# Work instructions
Isolate every line in the data with the string "JSON" and copy it.

[Component data from apps and pages]
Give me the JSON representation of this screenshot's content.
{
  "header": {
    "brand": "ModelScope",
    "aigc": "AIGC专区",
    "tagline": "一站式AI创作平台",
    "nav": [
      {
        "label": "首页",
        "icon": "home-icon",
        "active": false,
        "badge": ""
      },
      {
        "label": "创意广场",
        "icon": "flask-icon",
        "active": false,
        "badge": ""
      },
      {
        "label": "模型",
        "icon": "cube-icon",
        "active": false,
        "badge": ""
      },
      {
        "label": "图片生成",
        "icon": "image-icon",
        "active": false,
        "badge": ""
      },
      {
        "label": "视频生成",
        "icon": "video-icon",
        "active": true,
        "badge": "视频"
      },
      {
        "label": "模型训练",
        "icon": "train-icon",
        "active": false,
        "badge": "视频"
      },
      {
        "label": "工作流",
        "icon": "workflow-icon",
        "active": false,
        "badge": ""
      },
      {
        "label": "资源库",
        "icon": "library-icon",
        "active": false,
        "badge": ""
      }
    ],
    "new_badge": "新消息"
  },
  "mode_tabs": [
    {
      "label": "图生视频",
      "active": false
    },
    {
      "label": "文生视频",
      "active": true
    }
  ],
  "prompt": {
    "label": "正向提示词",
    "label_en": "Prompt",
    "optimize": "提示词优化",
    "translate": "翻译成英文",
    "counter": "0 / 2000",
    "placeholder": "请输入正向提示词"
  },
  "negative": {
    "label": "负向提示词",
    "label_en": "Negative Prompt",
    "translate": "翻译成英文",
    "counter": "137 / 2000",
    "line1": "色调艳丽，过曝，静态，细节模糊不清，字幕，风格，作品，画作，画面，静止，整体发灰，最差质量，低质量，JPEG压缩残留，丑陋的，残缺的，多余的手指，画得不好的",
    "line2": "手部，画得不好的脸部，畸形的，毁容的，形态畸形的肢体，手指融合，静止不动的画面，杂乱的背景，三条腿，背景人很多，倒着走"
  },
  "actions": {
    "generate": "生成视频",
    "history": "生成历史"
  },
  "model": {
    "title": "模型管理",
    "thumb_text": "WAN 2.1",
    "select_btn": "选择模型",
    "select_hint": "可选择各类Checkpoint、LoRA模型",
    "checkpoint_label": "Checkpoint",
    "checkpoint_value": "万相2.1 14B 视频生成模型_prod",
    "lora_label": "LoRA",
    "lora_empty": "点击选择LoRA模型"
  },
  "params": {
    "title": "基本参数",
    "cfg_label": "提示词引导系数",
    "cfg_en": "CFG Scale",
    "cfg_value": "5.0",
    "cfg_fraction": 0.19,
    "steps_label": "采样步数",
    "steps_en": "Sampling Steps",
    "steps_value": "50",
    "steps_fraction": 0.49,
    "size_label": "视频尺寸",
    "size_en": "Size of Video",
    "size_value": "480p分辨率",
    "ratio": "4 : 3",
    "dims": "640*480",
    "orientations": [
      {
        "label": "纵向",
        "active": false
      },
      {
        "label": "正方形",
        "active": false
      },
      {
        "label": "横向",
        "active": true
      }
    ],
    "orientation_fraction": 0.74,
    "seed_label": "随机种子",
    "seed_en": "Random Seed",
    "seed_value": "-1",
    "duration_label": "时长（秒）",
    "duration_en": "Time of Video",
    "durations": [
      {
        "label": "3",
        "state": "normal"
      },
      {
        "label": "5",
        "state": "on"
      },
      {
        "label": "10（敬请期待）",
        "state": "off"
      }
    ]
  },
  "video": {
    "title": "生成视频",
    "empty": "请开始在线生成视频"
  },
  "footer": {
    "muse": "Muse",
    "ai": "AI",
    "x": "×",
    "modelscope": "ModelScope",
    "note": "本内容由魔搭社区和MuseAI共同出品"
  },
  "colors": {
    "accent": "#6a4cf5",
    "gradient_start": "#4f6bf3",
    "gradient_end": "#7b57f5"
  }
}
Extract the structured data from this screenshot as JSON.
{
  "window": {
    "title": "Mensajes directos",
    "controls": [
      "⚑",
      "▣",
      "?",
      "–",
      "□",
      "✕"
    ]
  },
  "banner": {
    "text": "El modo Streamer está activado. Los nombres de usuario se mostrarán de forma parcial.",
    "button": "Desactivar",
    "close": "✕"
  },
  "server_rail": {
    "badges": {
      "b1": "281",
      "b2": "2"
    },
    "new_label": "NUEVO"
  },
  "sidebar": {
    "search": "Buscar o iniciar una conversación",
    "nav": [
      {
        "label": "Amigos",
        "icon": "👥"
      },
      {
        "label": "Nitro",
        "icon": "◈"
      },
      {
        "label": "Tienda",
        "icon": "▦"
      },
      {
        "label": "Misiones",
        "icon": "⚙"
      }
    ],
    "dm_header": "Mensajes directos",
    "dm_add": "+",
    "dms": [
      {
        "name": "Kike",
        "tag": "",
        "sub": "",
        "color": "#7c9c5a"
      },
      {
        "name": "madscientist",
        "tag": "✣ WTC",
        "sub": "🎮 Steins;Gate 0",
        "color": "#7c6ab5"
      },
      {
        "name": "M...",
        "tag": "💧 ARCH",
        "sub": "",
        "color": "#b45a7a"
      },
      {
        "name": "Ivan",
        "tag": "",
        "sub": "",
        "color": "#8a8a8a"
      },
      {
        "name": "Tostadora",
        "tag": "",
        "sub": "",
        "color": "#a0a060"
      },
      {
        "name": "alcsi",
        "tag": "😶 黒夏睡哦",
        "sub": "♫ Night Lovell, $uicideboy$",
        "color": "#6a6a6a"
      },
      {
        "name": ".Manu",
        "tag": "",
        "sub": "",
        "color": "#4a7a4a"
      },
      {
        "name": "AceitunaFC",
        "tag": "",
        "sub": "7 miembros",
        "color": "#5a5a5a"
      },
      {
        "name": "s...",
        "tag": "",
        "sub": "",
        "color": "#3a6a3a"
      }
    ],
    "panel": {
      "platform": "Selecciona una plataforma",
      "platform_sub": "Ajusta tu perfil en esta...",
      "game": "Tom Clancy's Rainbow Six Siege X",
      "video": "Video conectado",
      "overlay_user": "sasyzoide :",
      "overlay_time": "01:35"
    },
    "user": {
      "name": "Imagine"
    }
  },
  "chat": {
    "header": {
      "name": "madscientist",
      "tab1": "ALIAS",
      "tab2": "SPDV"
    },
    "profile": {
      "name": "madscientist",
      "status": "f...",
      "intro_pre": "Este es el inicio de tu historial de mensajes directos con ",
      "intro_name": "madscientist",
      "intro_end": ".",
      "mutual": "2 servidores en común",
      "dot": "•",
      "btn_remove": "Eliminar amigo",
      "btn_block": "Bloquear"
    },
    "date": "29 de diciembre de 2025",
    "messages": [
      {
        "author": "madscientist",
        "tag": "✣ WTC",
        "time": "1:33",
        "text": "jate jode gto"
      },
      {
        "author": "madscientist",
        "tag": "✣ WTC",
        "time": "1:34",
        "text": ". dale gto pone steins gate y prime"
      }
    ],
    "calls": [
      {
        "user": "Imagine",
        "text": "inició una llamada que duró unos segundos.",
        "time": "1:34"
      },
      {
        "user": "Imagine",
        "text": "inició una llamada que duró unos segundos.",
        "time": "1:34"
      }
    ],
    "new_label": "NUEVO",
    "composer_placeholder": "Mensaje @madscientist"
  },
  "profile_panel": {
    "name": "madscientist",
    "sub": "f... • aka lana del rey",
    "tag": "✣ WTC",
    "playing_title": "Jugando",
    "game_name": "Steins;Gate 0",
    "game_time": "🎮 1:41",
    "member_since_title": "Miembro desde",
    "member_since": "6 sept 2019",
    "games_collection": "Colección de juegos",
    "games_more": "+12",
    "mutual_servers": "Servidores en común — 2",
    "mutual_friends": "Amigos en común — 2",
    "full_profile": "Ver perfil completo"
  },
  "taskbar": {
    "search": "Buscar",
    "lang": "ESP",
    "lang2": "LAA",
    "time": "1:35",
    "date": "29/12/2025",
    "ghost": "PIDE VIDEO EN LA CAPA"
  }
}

# Problem solution
Give me the JSON representation of this screenshot's content.
Extract the structured data from this screenshot as JSON.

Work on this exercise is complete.